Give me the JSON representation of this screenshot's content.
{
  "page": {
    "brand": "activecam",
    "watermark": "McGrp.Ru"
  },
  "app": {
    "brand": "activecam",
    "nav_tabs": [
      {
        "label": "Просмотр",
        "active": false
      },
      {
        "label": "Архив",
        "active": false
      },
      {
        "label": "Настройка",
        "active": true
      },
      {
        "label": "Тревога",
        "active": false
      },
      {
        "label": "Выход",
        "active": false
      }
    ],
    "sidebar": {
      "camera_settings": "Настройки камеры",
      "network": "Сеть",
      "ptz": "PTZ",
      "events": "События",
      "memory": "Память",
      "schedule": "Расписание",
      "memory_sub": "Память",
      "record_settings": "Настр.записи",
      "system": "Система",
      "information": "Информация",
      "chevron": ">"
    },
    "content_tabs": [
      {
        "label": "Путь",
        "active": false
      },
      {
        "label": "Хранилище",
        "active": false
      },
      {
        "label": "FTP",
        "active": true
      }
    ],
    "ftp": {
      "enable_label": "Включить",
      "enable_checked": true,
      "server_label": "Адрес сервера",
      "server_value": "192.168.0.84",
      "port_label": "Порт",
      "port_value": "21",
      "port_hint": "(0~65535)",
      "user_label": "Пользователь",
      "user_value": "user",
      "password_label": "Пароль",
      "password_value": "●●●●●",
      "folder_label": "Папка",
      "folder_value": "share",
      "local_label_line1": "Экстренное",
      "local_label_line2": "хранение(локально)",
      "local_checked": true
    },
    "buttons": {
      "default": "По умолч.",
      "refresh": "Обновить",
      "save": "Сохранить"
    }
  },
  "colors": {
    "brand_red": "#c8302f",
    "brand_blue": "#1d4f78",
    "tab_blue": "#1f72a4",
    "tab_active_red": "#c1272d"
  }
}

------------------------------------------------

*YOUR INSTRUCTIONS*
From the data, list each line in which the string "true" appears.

*RESULT OF THE TASK*
        "active": true
        "active": true
      "enable_checked": true,
      "local_checked": true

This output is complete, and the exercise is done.